• Don't multitask: This is a tough one. We pride ourselves on being able to do many things at once.
I challenge you to try one thing at a time especially when listening. Just listen. Don't text, don't talk to someone else, just listen. See if it carries over into other aspects of your life. A dog really only has a once track mind. Eat, sleep, pee, repeat. Can it really be that simple?
P.S. Keep this little tidbit in mind, when the dog nudges you to go outside and play, maybe listen a little extra, and get out there and do something awesome with your furry friend.
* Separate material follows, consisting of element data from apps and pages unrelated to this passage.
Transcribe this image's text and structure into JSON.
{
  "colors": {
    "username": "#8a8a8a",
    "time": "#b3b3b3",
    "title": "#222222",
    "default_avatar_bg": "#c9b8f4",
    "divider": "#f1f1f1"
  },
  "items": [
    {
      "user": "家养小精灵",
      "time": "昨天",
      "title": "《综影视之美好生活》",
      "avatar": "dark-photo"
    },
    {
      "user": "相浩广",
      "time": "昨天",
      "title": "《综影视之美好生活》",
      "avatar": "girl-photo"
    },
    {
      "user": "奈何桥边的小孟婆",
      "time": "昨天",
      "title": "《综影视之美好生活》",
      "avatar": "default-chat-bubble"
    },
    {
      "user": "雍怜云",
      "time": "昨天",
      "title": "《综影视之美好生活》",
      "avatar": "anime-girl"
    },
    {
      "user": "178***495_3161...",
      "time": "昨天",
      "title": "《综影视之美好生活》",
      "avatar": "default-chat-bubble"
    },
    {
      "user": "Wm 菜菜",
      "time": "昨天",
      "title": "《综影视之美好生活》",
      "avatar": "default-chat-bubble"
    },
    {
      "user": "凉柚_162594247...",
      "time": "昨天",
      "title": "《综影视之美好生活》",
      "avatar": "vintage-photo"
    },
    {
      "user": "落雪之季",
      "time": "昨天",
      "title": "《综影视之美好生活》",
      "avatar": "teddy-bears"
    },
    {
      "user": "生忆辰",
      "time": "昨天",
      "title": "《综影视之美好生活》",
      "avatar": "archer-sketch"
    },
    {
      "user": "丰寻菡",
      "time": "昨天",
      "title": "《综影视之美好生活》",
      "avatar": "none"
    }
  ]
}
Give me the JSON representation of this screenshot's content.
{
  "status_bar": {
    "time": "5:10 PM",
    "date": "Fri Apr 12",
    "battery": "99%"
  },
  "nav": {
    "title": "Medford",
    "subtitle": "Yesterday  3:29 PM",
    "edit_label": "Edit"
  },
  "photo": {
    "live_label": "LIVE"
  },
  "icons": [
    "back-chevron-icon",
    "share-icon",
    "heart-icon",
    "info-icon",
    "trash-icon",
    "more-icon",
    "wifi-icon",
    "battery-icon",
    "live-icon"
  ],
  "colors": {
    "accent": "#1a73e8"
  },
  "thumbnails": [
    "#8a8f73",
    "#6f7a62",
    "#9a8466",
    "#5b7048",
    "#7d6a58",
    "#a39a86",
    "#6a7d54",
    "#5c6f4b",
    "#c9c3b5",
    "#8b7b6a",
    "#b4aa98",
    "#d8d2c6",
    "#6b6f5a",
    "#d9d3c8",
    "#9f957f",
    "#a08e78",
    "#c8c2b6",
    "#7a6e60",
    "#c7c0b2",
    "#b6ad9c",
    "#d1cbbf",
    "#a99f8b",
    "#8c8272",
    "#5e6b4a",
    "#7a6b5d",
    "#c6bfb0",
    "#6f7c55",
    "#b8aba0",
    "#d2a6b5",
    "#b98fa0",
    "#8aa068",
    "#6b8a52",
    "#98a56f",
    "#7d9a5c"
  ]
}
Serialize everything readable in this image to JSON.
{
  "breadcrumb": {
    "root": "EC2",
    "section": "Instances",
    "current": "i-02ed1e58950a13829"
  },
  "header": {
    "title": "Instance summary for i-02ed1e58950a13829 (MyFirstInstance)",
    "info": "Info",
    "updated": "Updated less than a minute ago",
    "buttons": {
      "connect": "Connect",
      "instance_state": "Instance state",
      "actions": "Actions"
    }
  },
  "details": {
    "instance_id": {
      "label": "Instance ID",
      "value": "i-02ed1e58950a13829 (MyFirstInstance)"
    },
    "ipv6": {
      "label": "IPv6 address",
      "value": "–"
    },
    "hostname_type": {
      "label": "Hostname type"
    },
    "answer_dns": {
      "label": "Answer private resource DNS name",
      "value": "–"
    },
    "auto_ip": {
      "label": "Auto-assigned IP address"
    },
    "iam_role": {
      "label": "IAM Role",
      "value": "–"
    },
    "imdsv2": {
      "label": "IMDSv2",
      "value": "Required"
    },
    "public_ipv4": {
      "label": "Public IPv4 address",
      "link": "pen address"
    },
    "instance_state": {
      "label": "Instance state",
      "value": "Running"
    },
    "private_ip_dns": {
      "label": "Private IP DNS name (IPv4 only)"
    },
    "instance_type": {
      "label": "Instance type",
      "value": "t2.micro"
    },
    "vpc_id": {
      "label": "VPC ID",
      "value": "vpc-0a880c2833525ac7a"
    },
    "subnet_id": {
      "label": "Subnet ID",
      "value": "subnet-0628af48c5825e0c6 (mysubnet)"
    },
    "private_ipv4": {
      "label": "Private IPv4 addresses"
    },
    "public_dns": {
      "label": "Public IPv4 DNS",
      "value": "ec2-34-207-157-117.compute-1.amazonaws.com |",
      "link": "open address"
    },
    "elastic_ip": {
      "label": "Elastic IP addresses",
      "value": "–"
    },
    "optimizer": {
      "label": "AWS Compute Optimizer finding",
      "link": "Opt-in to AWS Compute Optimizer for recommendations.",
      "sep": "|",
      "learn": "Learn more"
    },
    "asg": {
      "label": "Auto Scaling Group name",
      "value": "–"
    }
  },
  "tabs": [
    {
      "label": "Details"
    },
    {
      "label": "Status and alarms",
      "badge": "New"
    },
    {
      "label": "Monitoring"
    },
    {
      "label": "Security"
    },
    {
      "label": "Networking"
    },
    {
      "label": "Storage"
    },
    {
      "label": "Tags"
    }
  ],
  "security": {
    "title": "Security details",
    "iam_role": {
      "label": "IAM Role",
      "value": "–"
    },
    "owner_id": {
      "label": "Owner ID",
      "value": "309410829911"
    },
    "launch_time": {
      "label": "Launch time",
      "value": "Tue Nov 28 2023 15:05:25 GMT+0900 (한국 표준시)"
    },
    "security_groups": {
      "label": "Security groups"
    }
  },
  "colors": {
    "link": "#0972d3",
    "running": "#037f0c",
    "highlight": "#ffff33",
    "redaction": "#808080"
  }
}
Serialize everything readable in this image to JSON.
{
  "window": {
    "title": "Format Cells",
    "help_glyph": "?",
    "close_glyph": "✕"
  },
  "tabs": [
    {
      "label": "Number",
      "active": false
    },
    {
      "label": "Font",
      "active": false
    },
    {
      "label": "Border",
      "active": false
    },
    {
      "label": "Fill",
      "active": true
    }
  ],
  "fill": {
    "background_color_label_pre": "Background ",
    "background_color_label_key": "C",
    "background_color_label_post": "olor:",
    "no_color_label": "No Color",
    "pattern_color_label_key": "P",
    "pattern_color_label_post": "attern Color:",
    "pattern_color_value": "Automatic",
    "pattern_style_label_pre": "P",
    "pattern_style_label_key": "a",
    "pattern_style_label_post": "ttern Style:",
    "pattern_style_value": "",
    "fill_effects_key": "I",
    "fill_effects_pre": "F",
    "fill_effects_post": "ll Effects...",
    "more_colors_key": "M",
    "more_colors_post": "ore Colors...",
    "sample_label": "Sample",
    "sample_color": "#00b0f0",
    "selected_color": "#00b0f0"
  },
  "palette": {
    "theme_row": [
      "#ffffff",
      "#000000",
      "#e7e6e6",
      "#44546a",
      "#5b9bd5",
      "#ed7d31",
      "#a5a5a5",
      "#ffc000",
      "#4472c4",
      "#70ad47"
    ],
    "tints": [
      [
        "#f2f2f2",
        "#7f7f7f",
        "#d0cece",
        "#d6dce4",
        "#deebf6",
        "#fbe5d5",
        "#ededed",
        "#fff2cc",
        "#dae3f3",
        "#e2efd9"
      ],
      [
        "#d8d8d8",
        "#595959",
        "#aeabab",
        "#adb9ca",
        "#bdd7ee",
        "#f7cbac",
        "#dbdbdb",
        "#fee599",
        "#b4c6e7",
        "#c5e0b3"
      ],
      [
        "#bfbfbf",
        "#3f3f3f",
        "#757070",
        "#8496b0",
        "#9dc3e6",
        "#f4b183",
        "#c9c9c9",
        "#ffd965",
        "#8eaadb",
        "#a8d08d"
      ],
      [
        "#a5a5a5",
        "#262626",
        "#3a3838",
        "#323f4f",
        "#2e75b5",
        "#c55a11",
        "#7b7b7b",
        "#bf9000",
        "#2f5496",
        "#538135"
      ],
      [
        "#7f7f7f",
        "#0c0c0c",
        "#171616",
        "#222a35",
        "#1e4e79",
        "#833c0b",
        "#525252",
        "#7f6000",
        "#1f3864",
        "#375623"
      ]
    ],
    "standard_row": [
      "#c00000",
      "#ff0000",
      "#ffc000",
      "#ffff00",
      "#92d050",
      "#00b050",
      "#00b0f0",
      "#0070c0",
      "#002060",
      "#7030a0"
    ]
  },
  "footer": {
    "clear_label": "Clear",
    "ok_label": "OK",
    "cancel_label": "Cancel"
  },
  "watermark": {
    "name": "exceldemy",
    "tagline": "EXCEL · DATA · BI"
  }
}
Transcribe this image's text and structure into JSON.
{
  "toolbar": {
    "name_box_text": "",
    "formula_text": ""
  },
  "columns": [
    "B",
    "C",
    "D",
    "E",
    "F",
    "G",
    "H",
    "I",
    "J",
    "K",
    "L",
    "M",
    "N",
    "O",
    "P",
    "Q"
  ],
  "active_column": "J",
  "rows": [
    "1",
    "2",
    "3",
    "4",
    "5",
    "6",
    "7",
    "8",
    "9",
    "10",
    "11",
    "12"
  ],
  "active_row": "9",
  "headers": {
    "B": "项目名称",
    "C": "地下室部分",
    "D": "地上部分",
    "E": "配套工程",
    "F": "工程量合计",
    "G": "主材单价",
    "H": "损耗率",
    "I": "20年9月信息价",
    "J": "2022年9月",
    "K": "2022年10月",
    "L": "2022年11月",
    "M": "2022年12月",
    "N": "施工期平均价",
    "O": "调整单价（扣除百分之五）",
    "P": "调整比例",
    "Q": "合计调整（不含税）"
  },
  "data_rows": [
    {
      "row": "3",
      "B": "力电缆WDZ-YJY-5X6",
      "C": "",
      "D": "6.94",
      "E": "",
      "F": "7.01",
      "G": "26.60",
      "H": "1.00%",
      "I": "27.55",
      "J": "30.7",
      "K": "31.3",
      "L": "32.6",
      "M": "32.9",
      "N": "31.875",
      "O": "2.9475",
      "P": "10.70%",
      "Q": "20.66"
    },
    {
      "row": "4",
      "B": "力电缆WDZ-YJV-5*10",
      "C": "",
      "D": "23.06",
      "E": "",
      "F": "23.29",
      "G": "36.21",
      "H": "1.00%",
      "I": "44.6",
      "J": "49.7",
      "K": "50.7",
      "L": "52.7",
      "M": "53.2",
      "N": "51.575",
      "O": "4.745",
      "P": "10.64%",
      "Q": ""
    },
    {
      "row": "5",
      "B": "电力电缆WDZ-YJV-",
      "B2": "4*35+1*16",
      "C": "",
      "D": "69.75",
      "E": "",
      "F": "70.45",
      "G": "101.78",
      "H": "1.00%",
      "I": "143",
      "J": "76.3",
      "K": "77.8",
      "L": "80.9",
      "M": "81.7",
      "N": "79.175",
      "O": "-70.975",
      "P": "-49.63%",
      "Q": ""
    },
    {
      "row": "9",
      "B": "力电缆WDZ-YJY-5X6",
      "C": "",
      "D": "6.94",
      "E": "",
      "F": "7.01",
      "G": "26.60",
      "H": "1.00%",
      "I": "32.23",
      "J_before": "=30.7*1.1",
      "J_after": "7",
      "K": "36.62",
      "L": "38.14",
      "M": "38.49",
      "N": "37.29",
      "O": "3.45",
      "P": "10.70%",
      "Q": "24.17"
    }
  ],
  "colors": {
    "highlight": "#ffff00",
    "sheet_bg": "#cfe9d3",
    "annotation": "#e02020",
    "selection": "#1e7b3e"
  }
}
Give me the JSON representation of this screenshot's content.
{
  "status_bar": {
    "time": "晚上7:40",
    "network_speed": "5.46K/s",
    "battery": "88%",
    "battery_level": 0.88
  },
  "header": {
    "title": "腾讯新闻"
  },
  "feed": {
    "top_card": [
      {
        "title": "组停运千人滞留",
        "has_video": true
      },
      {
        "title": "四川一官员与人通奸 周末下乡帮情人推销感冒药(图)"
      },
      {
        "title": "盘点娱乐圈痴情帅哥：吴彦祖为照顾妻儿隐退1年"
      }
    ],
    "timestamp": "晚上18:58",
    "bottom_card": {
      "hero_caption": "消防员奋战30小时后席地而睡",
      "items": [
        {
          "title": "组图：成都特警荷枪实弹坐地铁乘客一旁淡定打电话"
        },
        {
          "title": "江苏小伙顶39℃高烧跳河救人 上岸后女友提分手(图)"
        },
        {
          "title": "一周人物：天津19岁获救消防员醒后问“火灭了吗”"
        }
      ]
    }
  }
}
Sarah Coleman brings years of personal health and fitness knowledge to the table. Currently, the health and wellness director at The Foundry, Coleman is a personal trainer, “CrossFitter” coach, outdoor enthusiast, managing partner with Inspired Live Network and owner of A Weight Lifted Fitness Camp. She provides flawless technique and a positive attitude. Taking fitness to new levels, she uses the outdoor environment, your living room or work space, as well as the gym to influence and push her clientele. Funky knee socks and outrageous colors make Sarah unique, which transfers into her training and brings a smile to everyone’s face.